(Entries from a dataset of interfaces)
· · · ·
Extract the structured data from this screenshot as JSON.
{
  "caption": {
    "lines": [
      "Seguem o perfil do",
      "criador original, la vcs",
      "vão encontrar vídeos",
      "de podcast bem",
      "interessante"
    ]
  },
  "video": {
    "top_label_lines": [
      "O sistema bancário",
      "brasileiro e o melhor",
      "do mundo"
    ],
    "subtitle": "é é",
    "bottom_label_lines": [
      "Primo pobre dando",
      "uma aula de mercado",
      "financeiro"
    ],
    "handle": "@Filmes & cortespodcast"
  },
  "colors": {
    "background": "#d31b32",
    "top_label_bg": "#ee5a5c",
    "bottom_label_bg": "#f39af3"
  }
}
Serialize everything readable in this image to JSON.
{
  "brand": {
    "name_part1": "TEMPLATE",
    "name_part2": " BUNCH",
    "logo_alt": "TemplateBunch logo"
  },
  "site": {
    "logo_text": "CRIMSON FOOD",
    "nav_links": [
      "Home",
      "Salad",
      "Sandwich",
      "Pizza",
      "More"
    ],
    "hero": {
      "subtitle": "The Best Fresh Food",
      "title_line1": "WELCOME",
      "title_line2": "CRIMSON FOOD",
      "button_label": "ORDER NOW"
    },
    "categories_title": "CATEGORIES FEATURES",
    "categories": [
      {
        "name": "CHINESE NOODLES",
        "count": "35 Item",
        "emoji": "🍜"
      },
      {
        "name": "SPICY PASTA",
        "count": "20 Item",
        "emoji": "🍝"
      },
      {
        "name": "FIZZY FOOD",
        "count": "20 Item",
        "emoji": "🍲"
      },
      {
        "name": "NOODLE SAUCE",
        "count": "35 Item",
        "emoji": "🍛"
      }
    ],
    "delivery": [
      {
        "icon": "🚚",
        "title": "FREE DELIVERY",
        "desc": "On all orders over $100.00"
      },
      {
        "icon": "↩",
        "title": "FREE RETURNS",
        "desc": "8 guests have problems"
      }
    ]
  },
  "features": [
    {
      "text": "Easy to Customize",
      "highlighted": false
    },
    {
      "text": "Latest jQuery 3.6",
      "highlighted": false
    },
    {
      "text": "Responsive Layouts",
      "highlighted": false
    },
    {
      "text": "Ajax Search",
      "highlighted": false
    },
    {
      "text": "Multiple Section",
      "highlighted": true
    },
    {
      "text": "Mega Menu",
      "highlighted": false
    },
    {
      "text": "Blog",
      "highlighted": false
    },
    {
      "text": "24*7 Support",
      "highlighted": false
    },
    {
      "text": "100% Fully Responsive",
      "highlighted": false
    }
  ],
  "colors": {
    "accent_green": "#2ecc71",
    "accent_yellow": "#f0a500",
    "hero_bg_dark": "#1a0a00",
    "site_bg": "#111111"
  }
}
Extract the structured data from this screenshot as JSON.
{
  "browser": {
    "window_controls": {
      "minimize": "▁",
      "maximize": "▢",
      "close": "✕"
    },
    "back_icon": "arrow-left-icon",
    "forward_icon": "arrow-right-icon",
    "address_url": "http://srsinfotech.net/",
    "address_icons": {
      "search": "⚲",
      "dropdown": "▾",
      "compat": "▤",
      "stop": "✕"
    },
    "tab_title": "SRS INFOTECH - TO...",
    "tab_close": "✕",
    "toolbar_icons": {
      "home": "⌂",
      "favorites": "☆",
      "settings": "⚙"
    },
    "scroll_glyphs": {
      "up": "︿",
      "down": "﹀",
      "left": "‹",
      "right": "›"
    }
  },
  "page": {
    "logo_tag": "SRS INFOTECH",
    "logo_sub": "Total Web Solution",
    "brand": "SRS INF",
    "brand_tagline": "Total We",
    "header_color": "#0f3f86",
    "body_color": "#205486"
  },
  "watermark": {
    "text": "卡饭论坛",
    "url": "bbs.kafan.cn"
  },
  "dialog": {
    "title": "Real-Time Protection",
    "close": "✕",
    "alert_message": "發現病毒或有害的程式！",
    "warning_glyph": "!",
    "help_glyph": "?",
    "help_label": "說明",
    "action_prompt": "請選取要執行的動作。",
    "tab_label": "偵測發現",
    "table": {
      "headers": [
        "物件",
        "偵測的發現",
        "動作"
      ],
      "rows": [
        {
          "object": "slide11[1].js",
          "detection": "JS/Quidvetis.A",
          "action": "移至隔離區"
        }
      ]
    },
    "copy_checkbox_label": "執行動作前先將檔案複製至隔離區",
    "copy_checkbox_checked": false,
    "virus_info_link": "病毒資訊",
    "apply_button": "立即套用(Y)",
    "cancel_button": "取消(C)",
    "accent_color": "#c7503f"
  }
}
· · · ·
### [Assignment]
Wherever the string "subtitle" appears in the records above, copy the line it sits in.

### [Task response]
    "subtitle": "é é",
      "subtitle": "The Best Fresh Food",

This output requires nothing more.